As the moon slowly moved into the Earth's umbra, the clouds started moving in over head. This shot shows the orange-brown color of the part of the moon within the umbra as well as the wispy clouds that first moved in. You can easily see details on the shadowed part of the Moon in this image. The image was made at 300mm focal length with an exposure of 1/3 seconds at f/6.3, ISO 400.
We got to watch the first part of tonights Lunar Eclipse before the clouds moved in (thanks Murphy!) just before the start of the total phase. Anyway, this is a combination of two photos taken in quick succession at 70mm focal length and f/8, ISO 100. The first was a 5 second exposure that was exposed for the UofA campus, the 2nd was a 1/100 second exposure to get the exposure of the Moon itself just after first contact of the Umbra. And if you look just above the trees, the star there is actually the planet Saturn.
We found out yesterday that Wind Song is actually a Labrador Retriever. Here she is again in a shot from the other day. This image was taken at 238mm focal length with an exposure of 1/500 seconds at f/8, ISO 100.
Since we lost our oldest dog, Dax a month or so ago, my Sweetie found this little pup. Her name is Wind Song. I just call her a "Poopster". Supposedly, she is part German Shepard, part Wolf. This image was taken at 190mm focal length with an exposure of 1/250 seconds at f/8, ISO 100 with some fill flash.
I found these tracks in the snow the other day before it all melted. Not sure what kind of animal made the tracks, but I'd guess maybe a rabbit.

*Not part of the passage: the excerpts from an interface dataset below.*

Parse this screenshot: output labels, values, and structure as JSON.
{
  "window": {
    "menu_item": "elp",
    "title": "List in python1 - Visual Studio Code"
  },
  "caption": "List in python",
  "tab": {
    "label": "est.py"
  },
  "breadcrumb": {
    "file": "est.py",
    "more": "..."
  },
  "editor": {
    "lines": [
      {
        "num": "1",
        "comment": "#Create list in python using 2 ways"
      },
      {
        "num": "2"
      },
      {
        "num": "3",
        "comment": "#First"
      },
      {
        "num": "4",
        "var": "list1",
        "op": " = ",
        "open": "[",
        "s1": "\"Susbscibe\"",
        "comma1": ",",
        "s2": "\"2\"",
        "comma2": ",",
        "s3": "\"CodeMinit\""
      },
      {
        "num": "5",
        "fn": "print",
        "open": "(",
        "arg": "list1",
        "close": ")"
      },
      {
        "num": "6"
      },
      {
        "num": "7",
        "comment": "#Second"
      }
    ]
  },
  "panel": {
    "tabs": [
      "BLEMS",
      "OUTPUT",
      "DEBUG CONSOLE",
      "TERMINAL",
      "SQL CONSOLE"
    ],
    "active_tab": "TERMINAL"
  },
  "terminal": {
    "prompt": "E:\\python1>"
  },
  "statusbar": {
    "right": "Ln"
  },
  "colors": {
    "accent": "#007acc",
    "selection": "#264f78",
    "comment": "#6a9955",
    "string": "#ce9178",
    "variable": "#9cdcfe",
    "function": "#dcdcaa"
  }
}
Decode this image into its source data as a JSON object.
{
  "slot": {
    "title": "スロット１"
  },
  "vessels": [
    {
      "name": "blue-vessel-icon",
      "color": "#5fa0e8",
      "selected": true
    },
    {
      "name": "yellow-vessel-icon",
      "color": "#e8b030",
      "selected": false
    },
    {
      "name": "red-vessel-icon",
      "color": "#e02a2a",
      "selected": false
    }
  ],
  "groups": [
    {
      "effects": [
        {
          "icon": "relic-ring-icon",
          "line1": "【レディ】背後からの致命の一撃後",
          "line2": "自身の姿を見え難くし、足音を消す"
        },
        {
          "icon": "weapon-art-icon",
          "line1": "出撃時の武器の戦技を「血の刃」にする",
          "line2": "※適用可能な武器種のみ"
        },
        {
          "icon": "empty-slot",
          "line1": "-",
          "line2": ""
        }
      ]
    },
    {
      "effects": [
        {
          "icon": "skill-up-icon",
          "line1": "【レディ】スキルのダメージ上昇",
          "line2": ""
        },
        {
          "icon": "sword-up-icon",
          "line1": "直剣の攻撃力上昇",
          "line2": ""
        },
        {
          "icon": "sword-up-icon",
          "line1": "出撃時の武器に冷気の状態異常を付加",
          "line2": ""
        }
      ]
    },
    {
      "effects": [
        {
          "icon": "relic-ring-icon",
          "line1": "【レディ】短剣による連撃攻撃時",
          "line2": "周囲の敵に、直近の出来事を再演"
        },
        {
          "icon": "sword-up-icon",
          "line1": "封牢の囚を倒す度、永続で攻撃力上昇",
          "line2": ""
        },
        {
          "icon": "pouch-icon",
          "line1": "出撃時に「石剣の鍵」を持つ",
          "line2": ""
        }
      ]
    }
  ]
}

He went out this way, came back and then made a separate set of tracks a few feet away off into the distance. This image was taken at 42mm focal length with an exposure of 1/2000 seconds at f/11, ISO 400.
The day was sunny but cold, staying below freezing all day. Anything in the sun, however, started to melt a bit and the snow on the leaf on this tree was no exception. The melted snow would drip down, forming this stalactite as it would partly freeze as it dripped down. This image was taken with my 70-300mm lens at 300mm focal length with an exposure of 1/200 seconds at f/18, ISO 400.
The McMath Solar telescope is barely visible in the fog and haze on the left with the Spacewatch 1.8-m dome at right. It cleared overnight and hopefully will be useful for observing soon. This image was taken at 39mm focal length and cropped to around 50 or 60mm effective focal length. Conversion to B&W was done in Picasa. The exposure was 1/800 seconds at f/11, ISO 400.
A winter storm came through the area and allowed me to watch the end of the Super Bowl last night and dumped a couple inches of snow on the ground up here on Kitt Peak this morning. I gotta admit - it's pretty! That is, as long as you aren't counting on observing tonight. This image was taken at 18mm focal length with an exposure of 1/500 seconds at f/11, ISO 400.